● **YOUR OBJECTIVE**
Filter the entries for the word "color". Copy each line in which it occurs.
━━━ SOURCE DATA ━━━
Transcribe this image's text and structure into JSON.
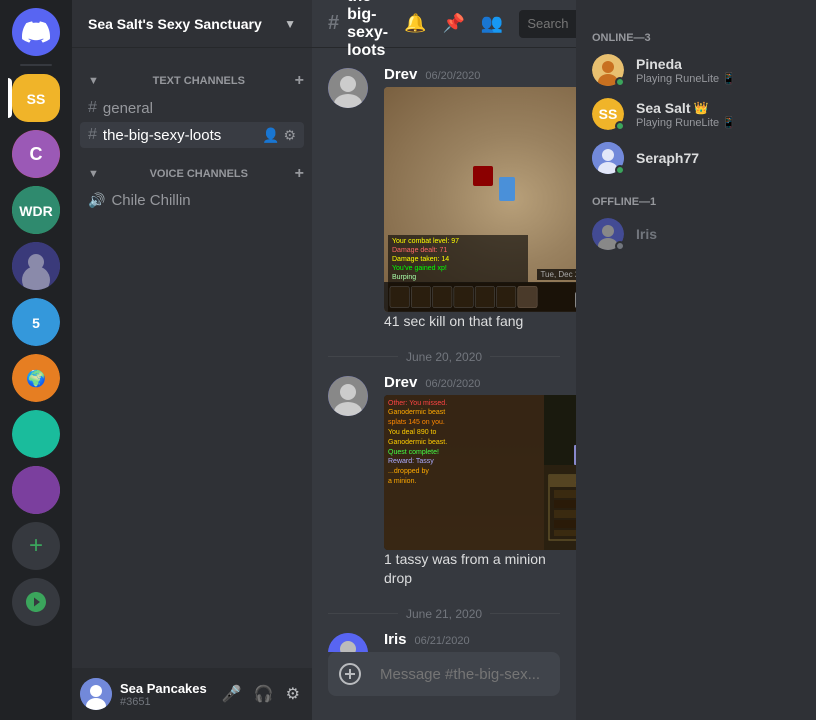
{
  "app": {
    "title": "DISCORD"
  },
  "server": {
    "name": "Sea Salt's Sexy Sanctuary",
    "channel": "the-big-sexy-loots"
  },
  "sidebar": {
    "categories": [
      {
        "name": "TEXT CHANNELS",
        "channels": [
          {
            "id": "general",
            "name": "general",
            "type": "text",
            "active": false
          },
          {
            "id": "the-big-sexy-loots",
            "name": "the-big-sexy-loots",
            "type": "text",
            "active": true
          }
        ]
      },
      {
        "name": "VOICE CHANNELS",
        "channels": [
          {
            "id": "chile-chillin",
            "name": "Chile Chillin",
            "type": "voice",
            "active": false
          }
        ]
      }
    ]
  },
  "members": {
    "online_label": "ONLINE—3",
    "offline_label": "OFFLINE—1",
    "online": [
      {
        "name": "Pineda",
        "status": "Playing RuneLite",
        "badge": "📱"
      },
      {
        "name": "Sea Salt",
        "status": "Playing RuneLite",
        "badge": "👑📱"
      },
      {
        "name": "Seraph77",
        "status": "",
        "badge": ""
      }
    ],
    "offline": [
      {
        "name": "Iris",
        "status": "",
        "badge": ""
      }
    ]
  },
  "messages": [
    {
      "id": "msg1",
      "author": "Drev",
      "timestamp": "06/20/2020",
      "text": "41 sec kill on that fang",
      "has_image": true
    },
    {
      "id": "divider1",
      "type": "date",
      "label": "June 20, 2020"
    },
    {
      "id": "msg2",
      "author": "Drev",
      "timestamp": "06/20/2020",
      "text": "1 tassy was from a minion drop",
      "has_image": true
    },
    {
      "id": "divider2",
      "type": "date",
      "label": "June 21, 2020"
    },
    {
      "id": "msg3",
      "author": "Iris",
      "timestamp": "06/21/2020",
      "text": "",
      "has_image": true,
      "partial": true
    }
  ],
  "chat_input": {
    "placeholder": "Message #the-big-sex..."
  },
  "header": {
    "search_placeholder": "Search"
  },
  "user": {
    "name": "Sea Pancakes",
    "tag": "#3651"
  },
  "servers": [
    {
      "id": "discord-home",
      "icon": "discord",
      "label": "Discord"
    },
    {
      "id": "server1",
      "initials": "S",
      "color": "#f0b429",
      "label": "Sea Salt"
    },
    {
      "id": "server2",
      "initials": "C",
      "color": "#e74c3c",
      "label": "Server C"
    },
    {
      "id": "server3",
      "initials": "W",
      "color": "#2ecc71",
      "label": "WDR"
    },
    {
      "id": "server4",
      "initials": "",
      "color": "#8e44ad",
      "label": "Server 4"
    },
    {
      "id": "server5",
      "initials": "",
      "color": "#3498db",
      "label": "Server 5"
    },
    {
      "id": "server6",
      "initials": "",
      "color": "#e67e22",
      "label": "Server 6"
    },
    {
      "id": "server7",
      "initials": "",
      "color": "#1abc9c",
      "label": "Server 7"
    },
    {
      "id": "server8",
      "initials": "",
      "color": "#9b59b6",
      "label": "Server 8"
    }
  ]
}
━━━
● **ANSWER SECTION**
      "color": "#f0b429",
      "color": "#e74c3c",
      "color": "#2ecc71",
      "color": "#8e44ad",
      "color": "#3498db",
      "color": "#e67e22",
      "color": "#1abc9c",
      "color": "#9b59b6",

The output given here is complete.